[Source information]
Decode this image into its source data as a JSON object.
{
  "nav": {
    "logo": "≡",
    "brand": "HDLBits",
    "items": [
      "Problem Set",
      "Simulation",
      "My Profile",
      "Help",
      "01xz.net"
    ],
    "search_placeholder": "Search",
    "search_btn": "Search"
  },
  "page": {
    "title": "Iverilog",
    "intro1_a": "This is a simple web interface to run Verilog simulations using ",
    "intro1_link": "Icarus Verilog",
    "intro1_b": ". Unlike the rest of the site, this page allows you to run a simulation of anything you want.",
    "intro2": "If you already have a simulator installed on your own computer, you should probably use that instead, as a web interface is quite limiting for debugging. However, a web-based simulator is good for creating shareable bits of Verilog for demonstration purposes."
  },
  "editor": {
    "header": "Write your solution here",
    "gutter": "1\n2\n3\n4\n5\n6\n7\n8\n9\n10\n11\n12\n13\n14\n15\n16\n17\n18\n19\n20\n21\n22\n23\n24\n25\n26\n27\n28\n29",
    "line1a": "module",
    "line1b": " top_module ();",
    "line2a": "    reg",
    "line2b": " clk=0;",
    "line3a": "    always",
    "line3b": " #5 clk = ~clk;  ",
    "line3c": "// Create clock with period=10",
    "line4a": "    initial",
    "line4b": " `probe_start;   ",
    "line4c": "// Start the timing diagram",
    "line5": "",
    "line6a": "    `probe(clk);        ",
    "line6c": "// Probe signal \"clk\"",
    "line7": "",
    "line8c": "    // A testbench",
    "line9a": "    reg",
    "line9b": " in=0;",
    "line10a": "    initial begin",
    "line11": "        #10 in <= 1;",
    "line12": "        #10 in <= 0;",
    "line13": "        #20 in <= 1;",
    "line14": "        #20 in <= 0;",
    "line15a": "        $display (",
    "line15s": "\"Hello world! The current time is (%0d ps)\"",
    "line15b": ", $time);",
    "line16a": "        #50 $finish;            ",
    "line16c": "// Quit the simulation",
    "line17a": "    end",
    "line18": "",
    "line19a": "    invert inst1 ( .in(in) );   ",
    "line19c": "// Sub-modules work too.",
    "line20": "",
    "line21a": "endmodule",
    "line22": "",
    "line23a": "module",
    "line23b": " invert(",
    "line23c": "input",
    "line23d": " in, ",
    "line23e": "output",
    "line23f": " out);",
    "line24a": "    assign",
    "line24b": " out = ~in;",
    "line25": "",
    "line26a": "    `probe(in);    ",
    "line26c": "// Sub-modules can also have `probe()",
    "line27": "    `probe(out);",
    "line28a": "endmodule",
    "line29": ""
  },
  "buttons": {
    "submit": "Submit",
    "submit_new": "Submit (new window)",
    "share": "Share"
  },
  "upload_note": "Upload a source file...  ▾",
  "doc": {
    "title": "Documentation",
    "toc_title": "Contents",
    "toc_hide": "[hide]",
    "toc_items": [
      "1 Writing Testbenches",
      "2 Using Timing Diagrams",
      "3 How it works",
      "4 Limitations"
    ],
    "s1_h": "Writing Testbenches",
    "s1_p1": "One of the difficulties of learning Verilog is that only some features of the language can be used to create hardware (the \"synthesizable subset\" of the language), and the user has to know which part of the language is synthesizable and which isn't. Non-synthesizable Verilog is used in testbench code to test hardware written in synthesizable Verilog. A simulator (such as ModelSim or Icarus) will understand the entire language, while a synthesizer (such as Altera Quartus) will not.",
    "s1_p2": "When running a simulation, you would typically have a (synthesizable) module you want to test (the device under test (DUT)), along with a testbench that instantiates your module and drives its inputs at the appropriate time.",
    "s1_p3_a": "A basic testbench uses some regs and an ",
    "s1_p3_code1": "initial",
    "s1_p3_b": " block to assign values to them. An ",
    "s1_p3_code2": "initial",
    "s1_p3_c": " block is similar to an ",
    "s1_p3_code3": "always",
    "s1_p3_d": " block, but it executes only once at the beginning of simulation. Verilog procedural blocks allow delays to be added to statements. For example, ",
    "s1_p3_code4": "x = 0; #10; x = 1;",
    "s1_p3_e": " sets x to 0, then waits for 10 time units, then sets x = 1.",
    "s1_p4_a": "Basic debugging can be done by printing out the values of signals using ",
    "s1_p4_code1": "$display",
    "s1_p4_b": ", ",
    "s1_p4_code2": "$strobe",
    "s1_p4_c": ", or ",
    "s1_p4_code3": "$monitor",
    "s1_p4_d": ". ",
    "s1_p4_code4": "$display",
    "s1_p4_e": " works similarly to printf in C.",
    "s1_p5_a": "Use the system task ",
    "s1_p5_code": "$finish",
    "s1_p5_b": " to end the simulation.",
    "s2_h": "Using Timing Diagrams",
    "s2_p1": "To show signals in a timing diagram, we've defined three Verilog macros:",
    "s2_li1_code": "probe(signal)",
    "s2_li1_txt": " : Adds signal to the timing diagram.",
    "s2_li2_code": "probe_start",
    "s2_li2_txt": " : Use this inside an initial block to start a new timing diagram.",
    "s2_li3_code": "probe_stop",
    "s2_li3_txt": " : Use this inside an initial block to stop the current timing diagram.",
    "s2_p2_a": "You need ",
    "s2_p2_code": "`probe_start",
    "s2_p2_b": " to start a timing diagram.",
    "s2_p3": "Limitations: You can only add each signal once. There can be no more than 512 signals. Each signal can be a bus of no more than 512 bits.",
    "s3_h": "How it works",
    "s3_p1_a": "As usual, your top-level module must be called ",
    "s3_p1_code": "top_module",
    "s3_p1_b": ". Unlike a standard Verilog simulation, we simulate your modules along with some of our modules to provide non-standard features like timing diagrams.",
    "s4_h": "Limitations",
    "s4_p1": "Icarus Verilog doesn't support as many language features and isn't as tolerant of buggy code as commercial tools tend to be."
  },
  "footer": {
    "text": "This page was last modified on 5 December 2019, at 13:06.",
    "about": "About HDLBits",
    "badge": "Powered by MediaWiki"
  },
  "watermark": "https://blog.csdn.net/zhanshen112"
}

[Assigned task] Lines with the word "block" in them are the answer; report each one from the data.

[Response below]
    "s1_p3_b": " block to assign values to them. An ",
    "s1_p3_c": " block is similar to an ",
    "s1_p3_d": " block, but it executes only once at the beginning of simulation. Verilog procedural blocks allow delays to be added to statements. For example, ",
    "s2_li2_txt": " : Use this inside an initial block to start a new timing diagram.",
    "s2_li3_txt": " : Use this inside an initial block to stop the current timing diagram.",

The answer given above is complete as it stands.